Murda Beatz is living his best life. Although the sun was melting away the resolve of the thousands that came to see Murda spin at Coachella, they were visually energetic for his set to begin. Massive wavy 4K screens painted the backdrop for the stage. The smell of weed smoke permeated the air, a twisted mix of blunt, joint, and vape pen fumes. Murda Beatz stepped on stage and soaked up the energy of the desert and its vigorous occupants, and delivered.
For a man of 25 years old, Murda Beatz has a mountain of bangers already under his belt. It was dizzying to hear him shuffle through the hits he produced, and the momentum only multiplied as his set continued. For weekend one, Murda Beatz brought out Rich the Kid and A$AP Ferg to get the crowd hype. Although Rich brings an animated energy with him, Ferg had the crowd on another level of madness. Unfortunately, I was not present for his set on weekend two of Coachella, when Murda brought the legend DMX out. There aren’t many young souls in hip-hop that understand the balance between the traditional and the modern. Rich the Kid and Ferg represent the new. DMX represents the history, the principles of hip-hop. Murda brought them together, over two weekends, for a Coachella crowd that was comprised of hip-hop heads from multiple generations. Murda understands how to reach different demographics, and that may be why his success has been so compelling.
Photo Credit: Bryan Chong
Before Murda Beatz took the stage for his weekend two performance at Coachella, we spoke with him about his influences, his personal favorite beats and producers, who he would like to work with next, and more.
HotNewHipHop: Is this your first time at Coachella?
Murda Beatz: It’s my third time being here, but it’s my first time performing, I’m blessed.
You’re from Fort Erie, Ontario, what is the music scene there like? Is there a plethora of hip-hop culture or were you raised around a more eclectic range of music?
There’s not much local talent. Mostly rock bands are the local talent. Hardcore, metal, from the generation of our parents. Not really many hip-hop references. I grew up with a rock background, RIP my father, he put me on to rock music. My friends put me on to rap, at that age when you’re a teen. I found 50 Cent, Eminem, and all that shit. And I just liked the beats.
You prefer FL Studio, why?
FL gang all day. Fruity loops, I don’t know, it’s the first thing I found. My boys taught me how to crack it, and I cracked it. I started out trash, but I worked at it every day. To me it’s the easiest program. Other people who use Logic, or whatever, they think FL is the hardest but I don’t understand that.

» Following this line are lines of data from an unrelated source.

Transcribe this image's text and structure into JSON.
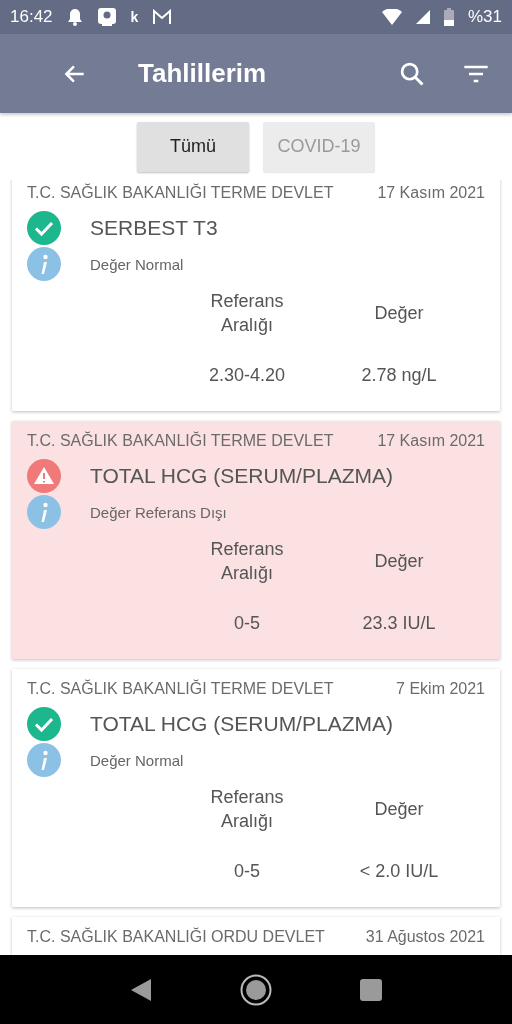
{
  "status_bar": {
    "time": "16:42",
    "notification_letter": "k",
    "battery": "%31"
  },
  "app_bar": {
    "title": "Tahlillerim"
  },
  "tabs": [
    {
      "label": "Tümü",
      "selected": true
    },
    {
      "label": "COVID-19",
      "selected": false
    }
  ],
  "results": [
    {
      "institution": "T.C. SAĞLIK BAKANLIĞI TERME DEVLET",
      "date": "17 Kasım 2021",
      "kind": "normal",
      "test": "SERBEST T3",
      "note": "Değer Normal",
      "ref_header": "Referans Aralığı",
      "value_header": "Değer",
      "ref_range": "2.30-4.20",
      "value": "2.78 ng/L"
    },
    {
      "institution": "T.C. SAĞLIK BAKANLIĞI TERME DEVLET",
      "date": "17 Kasım 2021",
      "kind": "abnormal",
      "test": "TOTAL HCG (SERUM/PLAZMA)",
      "note": "Değer Referans Dışı",
      "ref_header": "Referans Aralığı",
      "value_header": "Değer",
      "ref_range": "0-5",
      "value": "23.3 IU/L"
    },
    {
      "institution": "T.C. SAĞLIK BAKANLIĞI TERME DEVLET",
      "date": "7 Ekim 2021",
      "kind": "normal",
      "test": "TOTAL HCG (SERUM/PLAZMA)",
      "note": "Değer Normal",
      "ref_header": "Referans Aralığı",
      "value_header": "Değer",
      "ref_range": "0-5",
      "value": "< 2.0 IU/L"
    },
    {
      "institution": "T.C. SAĞLIK BAKANLIĞI ORDU DEVLET",
      "date": "31 Ağustos 2021"
    }
  ]
}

You began making beats around 16-17 years old, what influenced you to produce instead of rap or sing?
I was a drummer, it was an easy crossover. It was kinda me doing the same thing. The drummer makes the beat in hip-hop yeah? So I went from playing the drums to making beats.

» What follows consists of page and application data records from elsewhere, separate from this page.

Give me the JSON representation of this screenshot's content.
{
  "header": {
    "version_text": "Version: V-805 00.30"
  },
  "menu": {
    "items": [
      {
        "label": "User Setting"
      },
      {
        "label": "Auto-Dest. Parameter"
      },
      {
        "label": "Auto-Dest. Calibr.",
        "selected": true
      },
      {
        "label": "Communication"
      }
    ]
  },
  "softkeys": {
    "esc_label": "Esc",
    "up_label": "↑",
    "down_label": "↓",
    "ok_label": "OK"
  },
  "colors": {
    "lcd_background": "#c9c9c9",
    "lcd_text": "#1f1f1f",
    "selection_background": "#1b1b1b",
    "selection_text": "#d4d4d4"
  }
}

Who are your top 3 producers?
Number 1 Lex Luger. That’s what influenced me to get into trap music. Timbaland. Boi-1da, of course.
You have an apprenticeship type relationship with Boi-1da, how did that come about?
I’m not scared to ask questions. a lot of people put their pride first, and they’re scared to ask questions. That’s how people get blocked. With Boi-1da, I asked him a lot of questions, chilling with him, cooking up with him, I can learn off people. I just asked him a lot of questions about how to do everything.
What are your top 3 favorite beats?
“Hate It Or Love It,” “Trap House” by Gucci, and “848” by Jim Jones. “848” was produced by Southside. The producers who made the MGK song (“Wild Boys”), stole it from Southside and Jim Jones. It was their song first.
What are your personal favorite beats you have produced?
Oh, you want to make pop music?
I want to make everything. I can do anything.